Photographers Asked to Help Reunite Stranded Baby Orca With its Pod

rescuers need photographers save baby orca orphaned stranded heartbreaking
The two-year-old orphaned baby that is stranded in a Canadian lagoon.

Rescuers have asked for local photographers to help in the efforts to reunite an orphaned baby orca with its pod.

A two-year-old orca has spent weeks circling a lagoon off the west coast of Canada where its mother died.

On March 23, the baby whale’s pregnant mother became stranded at low tide and died. Since then, rescuers have been left scrambling to save the calf which is stranded off Vancouver Island from the same heartbreaking fate.

However, whale experts have so far been unable to coax the orphaned baby orca out of the lagoon.
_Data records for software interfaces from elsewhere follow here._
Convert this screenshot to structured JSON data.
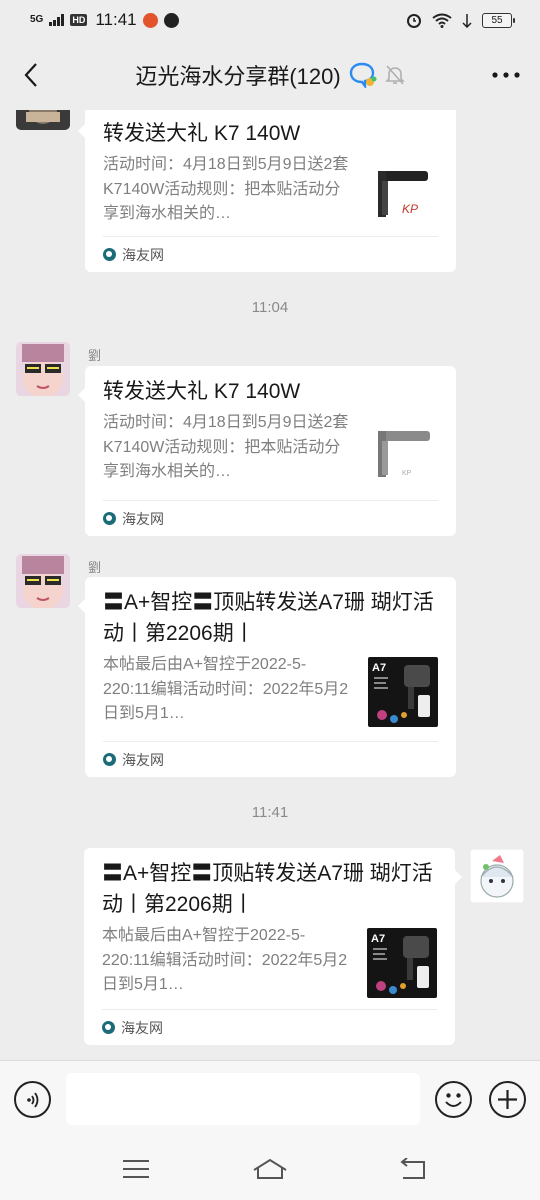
{
  "status_bar": {
    "network": "5G",
    "hd": "HD",
    "time": "11:41",
    "battery": "55"
  },
  "header": {
    "title": "迈光海水分享群(120)",
    "icons": [
      "back-arrow-icon",
      "chat-bubble-icon",
      "mute-bell-icon",
      "more-dots-icon"
    ]
  },
  "messages": [
    {
      "title": "转发送大礼 K7 140W",
      "description": "活动时间：4月18日到5月9日送2套K7140W活动规则：把本贴活动分享到海水相关的…",
      "source": "海友网"
    },
    {
      "sender": "劉",
      "title": "转发送大礼 K7 140W",
      "description": "活动时间：4月18日到5月9日送2套K7140W活动规则：把本贴活动分享到海水相关的…",
      "source": "海友网"
    },
    {
      "sender": "劉",
      "title": "〓A+智控〓顶贴转发送A7珊 瑚灯活动丨第2206期丨",
      "description": "本帖最后由A+智控于2022-5-220:11编辑活动时间：2022年5月2日到5月1…",
      "source": "海友网"
    },
    {
      "title": "〓A+智控〓顶贴转发送A7珊 瑚灯活动丨第2206期丨",
      "description": "本帖最后由A+智控于2022-5-220:11编辑活动时间：2022年5月2日到5月1…",
      "source": "海友网"
    }
  ],
  "time_labels": [
    "11:04",
    "11:41"
  ],
  "thumb_text": {
    "a7": "A7"
  },
  "input_bar": {
    "placeholder": "",
    "icons": [
      "voice-icon",
      "emoji-icon",
      "plus-icon"
    ]
  },
  "nav_bar": {
    "icons": [
      "menu-icon",
      "home-icon",
      "back-icon"
    ]
  },
  "colors": {
    "background": "#ededed",
    "card": "#ffffff",
    "source_icon": "#1c6b78"
  }
}
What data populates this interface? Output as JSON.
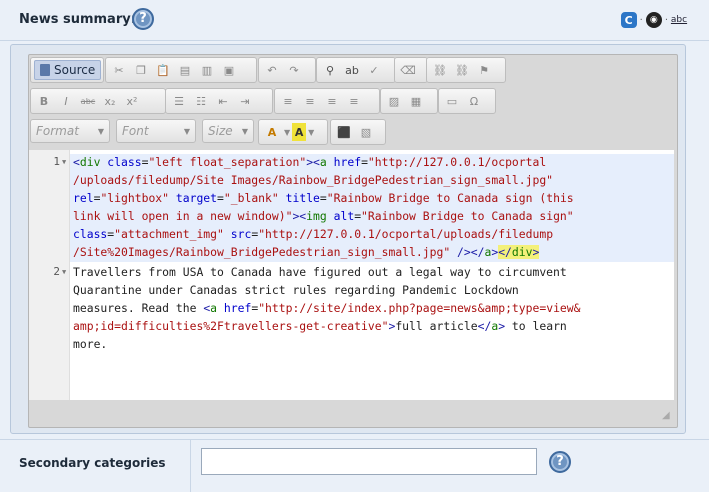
{
  "field": {
    "label": "News summary:",
    "help_glyph": "?"
  },
  "right_icons": {
    "c_label": "C",
    "dot": "·",
    "eye_label": "◉",
    "abc_label": "abc"
  },
  "toolbar": {
    "source_label": "Source",
    "format_label": "Format",
    "font_label": "Font",
    "size_label": "Size",
    "text_color_label": "A",
    "bg_color_label": "A"
  },
  "code": {
    "line_numbers": [
      "1",
      "2"
    ]
  },
  "secondary": {
    "label": "Secondary categories",
    "input_value": "",
    "help_glyph": "?"
  },
  "colors": {
    "page_bg": "#eaf0f8",
    "help_blue": "#6f95c2",
    "source_active": "#c7d3e8"
  }
}
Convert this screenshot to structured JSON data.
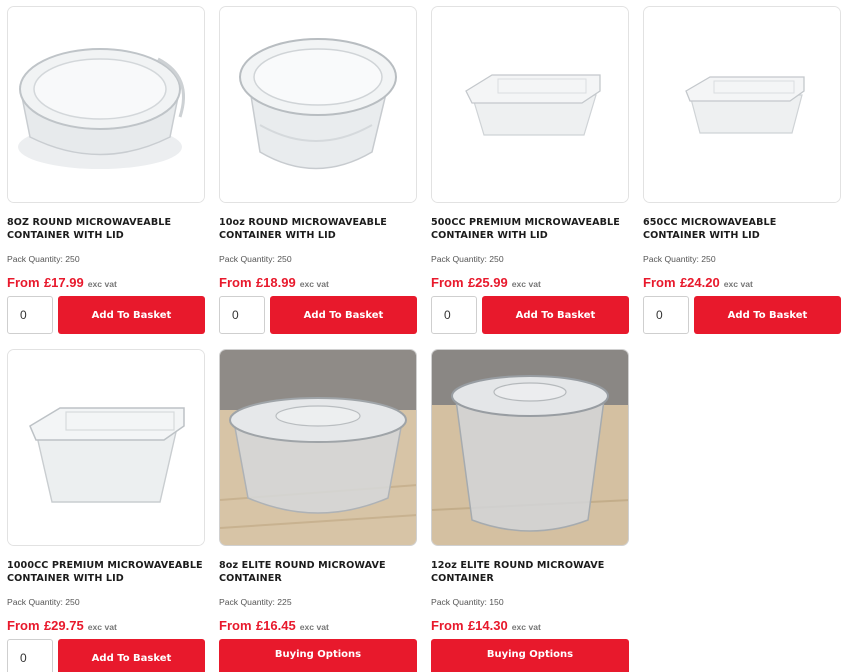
{
  "common": {
    "qty_value": "0",
    "add_to_basket": "Add To Basket",
    "buying_options": "Buying Options",
    "from_label": "From",
    "exc_vat": "exc vat",
    "pack_label": "Pack Quantity:"
  },
  "products": [
    {
      "title": "8OZ ROUND MICROWAVEABLE CONTAINER WITH LID",
      "pack_qty": "250",
      "price": "£17.99",
      "image": "round-container-white",
      "action": "add_to_basket"
    },
    {
      "title": "10oz ROUND MICROWAVEABLE CONTAINER WITH LID",
      "pack_qty": "250",
      "price": "£18.99",
      "image": "round-container-white",
      "action": "add_to_basket"
    },
    {
      "title": "500CC PREMIUM MICROWAVEABLE CONTAINER WITH LID",
      "pack_qty": "250",
      "price": "£25.99",
      "image": "rectangular-container-small",
      "action": "add_to_basket"
    },
    {
      "title": "650CC MICROWAVEABLE CONTAINER WITH LID",
      "pack_qty": "250",
      "price": "£24.20",
      "image": "rectangular-container-small",
      "action": "add_to_basket"
    },
    {
      "title": "1000CC PREMIUM MICROWAVEABLE CONTAINER WITH LID",
      "pack_qty": "250",
      "price": "£29.75",
      "image": "rectangular-container-large",
      "action": "add_to_basket"
    },
    {
      "title": "8oz ELITE ROUND MICROWAVE CONTAINER",
      "pack_qty": "225",
      "price": "£16.45",
      "image": "round-container-photo",
      "action": "buying_options"
    },
    {
      "title": "12oz ELITE ROUND MICROWAVE CONTAINER",
      "pack_qty": "150",
      "price": "£14.30",
      "image": "tall-round-container-photo",
      "action": "buying_options"
    }
  ],
  "colors": {
    "accent": "#e8192c",
    "border": "#e2e2e2",
    "text": "#1c1c1c",
    "muted": "#555555"
  }
}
Furthermore, the route the calf would need to pass through to free itself is a difficult and hazardous stretch of water.

According to The Telegraph, rescuers now plan to airlift the calf — named kʷiisaḥiʔis (pronounced kwee-sahay-is) — into the Pacific Ocean as part of a rescue attempt to reunite it with its family.

Rescuers hope to use a sling to lift the calf, which is trapped in a remote tidal lagoon off the coast of Canada, out of the water with a helicopter.

From there, it will be carried to a holding net pen in the Pacific Ocean until its family pod is located and swims near enough for the orca to be released.

Canadian news outlet CBC reports that rescuers are hoping to use the latest AI technology to reunite the orphaned orca calf with its pod — and local photographers may be able to help with these rescue efforts.

Can You Help Reunite a Baby Orca With Its Family Pod?

In a Facebook post, The British Columbia-based whale research group Bay Cetology is offering access to its online AI-assisted photo database “Finwave” to local photographers and tour operators as part of efforts to track the whale’s relatives, in the hopes that images could help connect the calf with its pod.

Executive director of Bay Cetology Jared Towers tells CBC that Finwave scans submitted photos of killer whales and can quickly identify individual orcas based on their dorsal fins and other markings. Photographers who have any photos of killer whales in the area should submit their photos to Finwave.

Towers says that scientists have been able to identify specific animals using their fins for more than 50 years.

“Really, this is just an extension of that research methodology,” Towers tells CBC.

“It started with film, and then it went digital, and now we’re transitioning into deep learning, machine learning, or an artificial intelligence kind of model to conduct this work moving forward.”

The rescue of the baby whale is expected to occur within the next two weeks. Local photographers can request free access to Finwave by contacting [email protected] by email.

Image credits: Header photo via Facebook/Bay Cetology.